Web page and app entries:
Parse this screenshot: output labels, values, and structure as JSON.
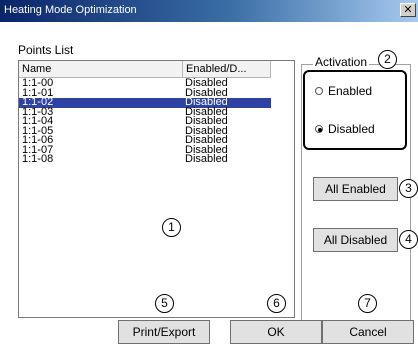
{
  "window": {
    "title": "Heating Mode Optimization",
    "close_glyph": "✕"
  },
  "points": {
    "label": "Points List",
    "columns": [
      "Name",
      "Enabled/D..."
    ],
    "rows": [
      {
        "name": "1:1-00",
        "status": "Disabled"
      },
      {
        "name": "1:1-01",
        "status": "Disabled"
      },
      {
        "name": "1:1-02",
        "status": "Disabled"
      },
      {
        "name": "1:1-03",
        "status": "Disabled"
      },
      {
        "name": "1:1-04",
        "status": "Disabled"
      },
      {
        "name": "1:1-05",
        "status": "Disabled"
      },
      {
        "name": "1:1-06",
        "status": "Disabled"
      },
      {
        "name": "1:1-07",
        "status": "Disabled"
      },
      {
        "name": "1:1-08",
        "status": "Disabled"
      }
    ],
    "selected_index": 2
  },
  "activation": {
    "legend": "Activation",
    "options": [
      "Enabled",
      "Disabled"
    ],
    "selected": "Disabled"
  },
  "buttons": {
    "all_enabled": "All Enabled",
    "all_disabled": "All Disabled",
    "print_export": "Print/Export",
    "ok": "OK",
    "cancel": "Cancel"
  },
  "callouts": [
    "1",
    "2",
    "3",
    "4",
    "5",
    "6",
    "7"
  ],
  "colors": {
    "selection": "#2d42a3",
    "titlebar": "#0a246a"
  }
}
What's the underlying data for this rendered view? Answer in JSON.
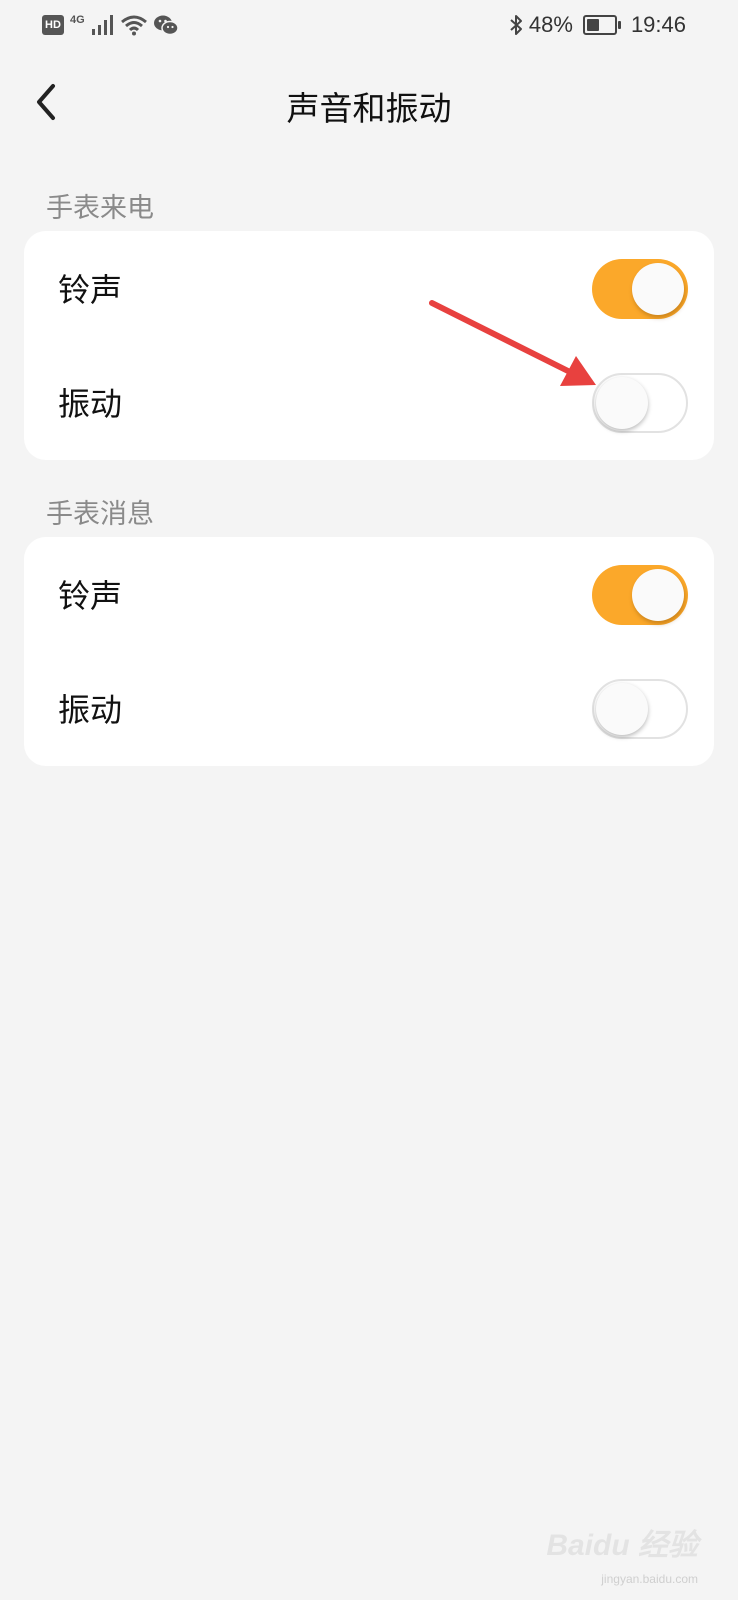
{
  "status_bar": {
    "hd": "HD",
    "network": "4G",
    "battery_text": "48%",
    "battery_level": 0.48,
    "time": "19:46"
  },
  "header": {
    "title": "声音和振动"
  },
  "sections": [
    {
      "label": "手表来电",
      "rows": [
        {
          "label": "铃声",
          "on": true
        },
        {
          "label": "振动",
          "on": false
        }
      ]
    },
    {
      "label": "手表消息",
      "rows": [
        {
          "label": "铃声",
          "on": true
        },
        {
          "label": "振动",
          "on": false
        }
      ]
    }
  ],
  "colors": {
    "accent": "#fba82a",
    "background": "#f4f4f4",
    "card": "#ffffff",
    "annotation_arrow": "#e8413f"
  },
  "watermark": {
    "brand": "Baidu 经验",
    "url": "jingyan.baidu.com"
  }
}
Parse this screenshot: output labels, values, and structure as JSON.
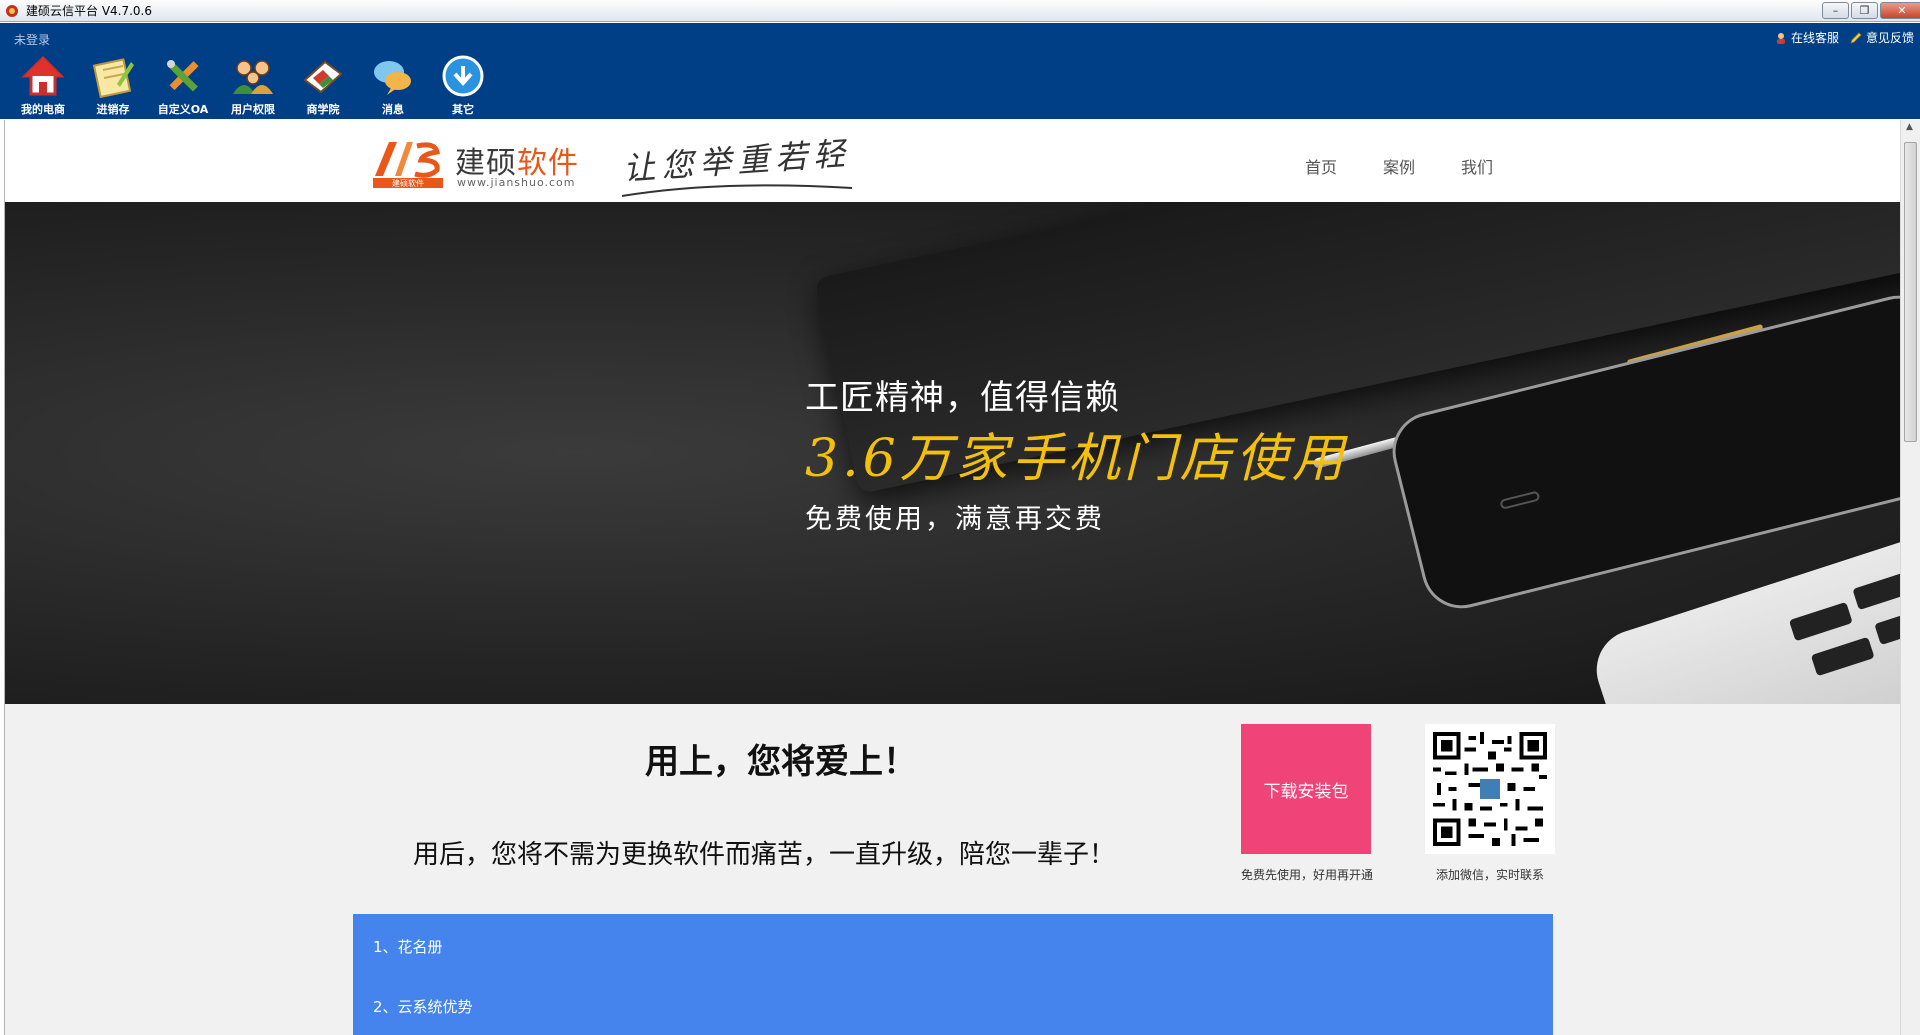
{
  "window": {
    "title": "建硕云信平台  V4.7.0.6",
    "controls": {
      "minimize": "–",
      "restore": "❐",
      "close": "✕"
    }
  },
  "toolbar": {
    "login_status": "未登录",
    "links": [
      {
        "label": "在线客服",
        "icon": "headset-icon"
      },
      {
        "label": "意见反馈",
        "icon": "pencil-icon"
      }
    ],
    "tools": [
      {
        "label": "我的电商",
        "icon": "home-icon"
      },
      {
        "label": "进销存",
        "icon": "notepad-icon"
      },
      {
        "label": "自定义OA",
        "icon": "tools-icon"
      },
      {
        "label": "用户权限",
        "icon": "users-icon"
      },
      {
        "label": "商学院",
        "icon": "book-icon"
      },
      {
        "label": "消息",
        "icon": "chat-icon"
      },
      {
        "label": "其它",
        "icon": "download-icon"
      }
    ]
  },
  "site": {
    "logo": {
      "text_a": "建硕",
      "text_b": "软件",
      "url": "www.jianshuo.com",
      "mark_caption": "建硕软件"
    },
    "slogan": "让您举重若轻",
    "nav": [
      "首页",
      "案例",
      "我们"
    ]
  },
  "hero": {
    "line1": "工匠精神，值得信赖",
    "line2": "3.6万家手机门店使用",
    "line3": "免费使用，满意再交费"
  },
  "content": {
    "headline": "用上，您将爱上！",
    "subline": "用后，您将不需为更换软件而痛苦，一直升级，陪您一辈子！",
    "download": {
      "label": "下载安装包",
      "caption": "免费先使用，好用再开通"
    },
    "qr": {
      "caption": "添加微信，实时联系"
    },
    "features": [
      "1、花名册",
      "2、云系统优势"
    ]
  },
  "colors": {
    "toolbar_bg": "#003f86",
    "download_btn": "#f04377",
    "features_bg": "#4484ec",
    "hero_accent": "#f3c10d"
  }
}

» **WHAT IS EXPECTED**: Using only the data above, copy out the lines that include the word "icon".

» **REPLY**:
        "icon": "headset-icon"
        "icon": "pencil-icon"
        "icon": "home-icon"
        "icon": "notepad-icon"
        "icon": "tools-icon"
        "icon": "users-icon"
        "icon": "book-icon"
        "icon": "chat-icon"
        "icon": "download-icon"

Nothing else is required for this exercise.